Allergen immunotherapy (AIT) is considered to be one of the important treatment options that may help in providing long-lasting relief to IgE-mediated allergies (15). Studies have been conducted using modified allergen extracts for immunotherapy. A depigmented and glutaral dehy-polymerized extract of Russian thistle showed positive results in immunotherapy with a significant reduction in rhino-conjunctivitis, asthma and skin sensitization reactions in patients (7).
The following allergens have been well- characterized:
Sal k 1 was characterized as a biomarker for Russian thistle/saltwort pollen since a counterpart is not found closely related Chenopodium album (4).
A very significant cross-reactivity is observed between Russian thistle pollen and other members of Amaranthaceae (5). Marked cross-reactivity is also observed between Salsola, Chenopodium and Mercurialis annua and Salsola, Lolium and Olea (7, 17). Sal k 5 shows high cross-reactivity with Chenopodium album (4).
Allergen from Birch pollen, Kiwi fruit and Ole e11 from olive trees are all pectin methylesterase.

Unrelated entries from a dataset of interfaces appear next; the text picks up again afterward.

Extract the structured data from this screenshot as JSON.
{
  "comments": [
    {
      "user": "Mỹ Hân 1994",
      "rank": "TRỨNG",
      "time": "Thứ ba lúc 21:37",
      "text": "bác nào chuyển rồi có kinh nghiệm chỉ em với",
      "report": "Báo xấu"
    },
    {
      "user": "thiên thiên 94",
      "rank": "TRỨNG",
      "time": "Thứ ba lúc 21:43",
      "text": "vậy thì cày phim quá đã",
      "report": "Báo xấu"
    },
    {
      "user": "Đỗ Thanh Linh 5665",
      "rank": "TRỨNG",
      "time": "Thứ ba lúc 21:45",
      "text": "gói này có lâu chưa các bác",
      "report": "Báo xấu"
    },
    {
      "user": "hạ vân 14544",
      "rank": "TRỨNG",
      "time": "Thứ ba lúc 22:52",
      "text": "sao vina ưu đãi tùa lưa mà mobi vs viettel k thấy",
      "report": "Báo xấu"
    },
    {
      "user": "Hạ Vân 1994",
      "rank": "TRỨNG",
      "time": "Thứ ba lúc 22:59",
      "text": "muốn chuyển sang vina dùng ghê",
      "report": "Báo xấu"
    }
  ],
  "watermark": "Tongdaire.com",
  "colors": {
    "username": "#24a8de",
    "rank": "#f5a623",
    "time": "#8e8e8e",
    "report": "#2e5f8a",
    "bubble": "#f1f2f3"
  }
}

Ole e 11, shows a 54% identity in amino acid sequence to Russian thistle (18, 19).
Within the genus, S.incanescens show a significant cross-reactivity to Russian thistle/ saltworts so much that in S.incanescens niche areas, Russian thistle/ saltworts markers are extensively used to detect S.incanescens allergies in patients (20).
Author: Turacoz Healthcare Solutions
Reviewer: Dr. Christian Fischer
Last reviewed: October 2020